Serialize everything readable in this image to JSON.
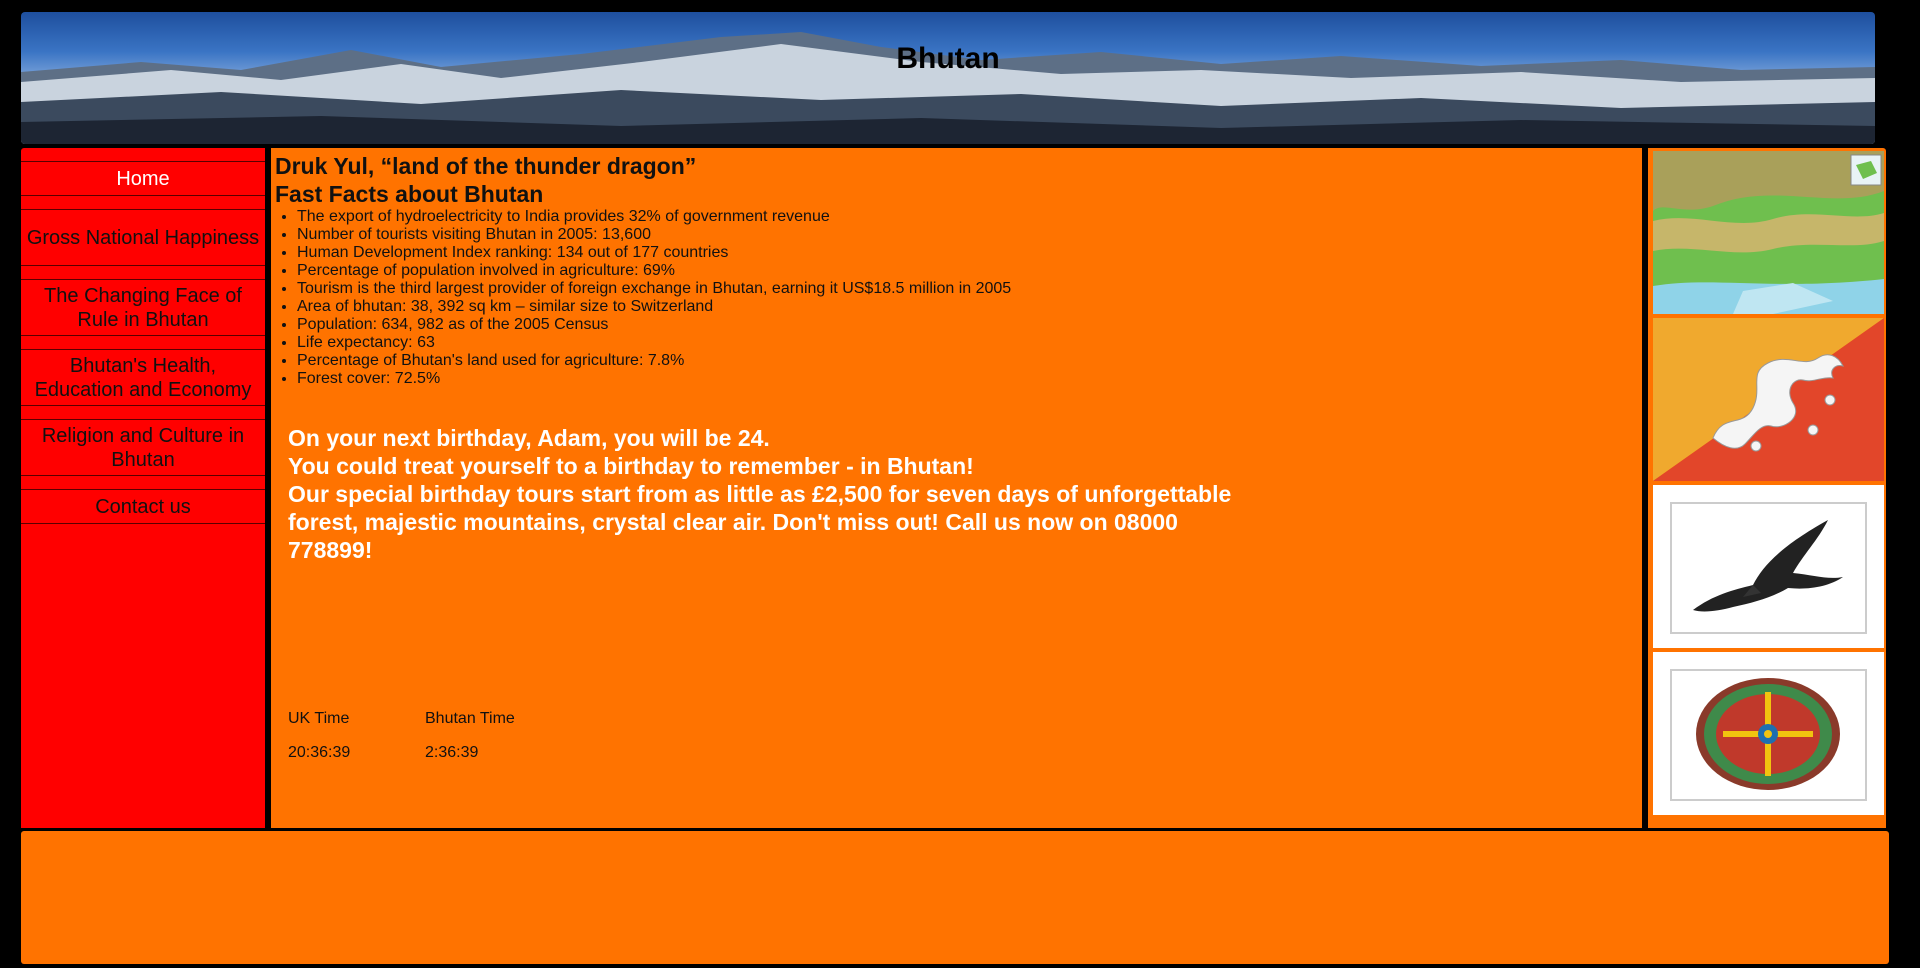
{
  "header": {
    "title": "Bhutan"
  },
  "nav": {
    "home": "Home",
    "gnh": "Gross National Happiness",
    "rule": "The Changing Face of Rule in Bhutan",
    "health": "Bhutan's Health, Education and Economy",
    "religion": "Religion and Culture in Bhutan",
    "contact": "Contact us"
  },
  "main": {
    "heading": "Druk Yul, “land of the thunder dragon”",
    "facts_heading": "Fast Facts about Bhutan",
    "facts": [
      "The export of hydroelectricity to India provides 32% of government revenue",
      "Number of tourists visiting Bhutan in 2005: 13,600",
      "Human Development Index ranking: 134 out of 177 countries",
      "Percentage of population involved in agriculture: 69%",
      "Tourism is the third largest provider of foreign exchange in Bhutan, earning it US$18.5 million in 2005",
      "Area of bhutan: 38, 392 sq km – similar size to Switzerland",
      "Population: 634, 982 as of the 2005 Census",
      "Life expectancy: 63",
      "Percentage of Bhutan's land used for agriculture: 7.8%",
      "Forest cover: 72.5%"
    ],
    "promo_line1": "On your next birthday, Adam, you will be 24.",
    "promo_line2": "You could treat yourself to a birthday to remember - in Bhutan!",
    "promo_line3": "Our special birthday tours start from as little as £2,500 for seven days of unforgettable forest, majestic mountains, crystal clear air. Don't miss out! Call us now on 08000 778899!"
  },
  "clock": {
    "uk_label": "UK Time",
    "uk_time": "20:36:39",
    "bhutan_label": "Bhutan Time",
    "bhutan_time": "2:36:39"
  },
  "images": [
    "map-image",
    "flag-image",
    "raven-image",
    "mandala-image"
  ],
  "colors": {
    "nav": "#ff0000",
    "content": "#ff7300",
    "background": "#000000"
  }
}
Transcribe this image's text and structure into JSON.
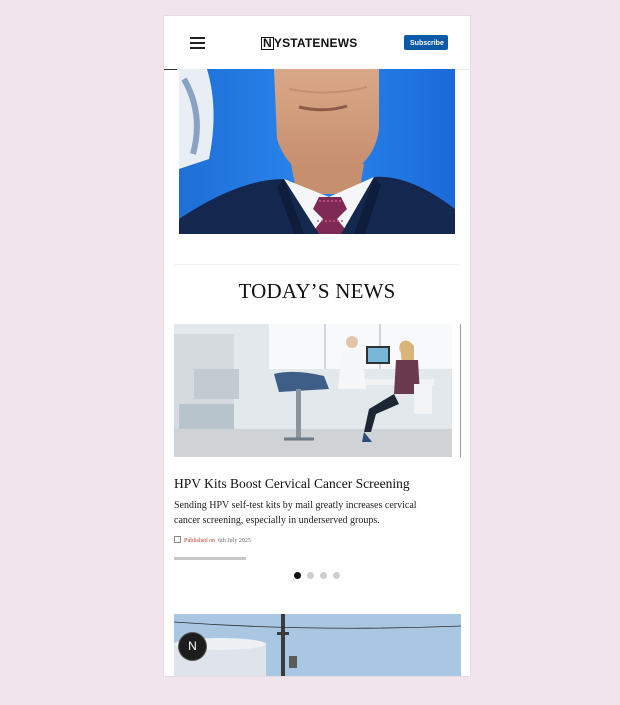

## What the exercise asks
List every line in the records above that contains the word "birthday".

## Task answer
    "promo_line1": "On your next birthday, Adam, you will be 24.",
    "promo_line2": "You could treat yourself to a birthday to remember - in Bhutan!",
    "promo_line3": "Our special birthday tours start from as little as £2,500 for seven days of unforgettable forest, majestic mountains, crystal clear air. Don't miss out! Call us now on 08000 778899!"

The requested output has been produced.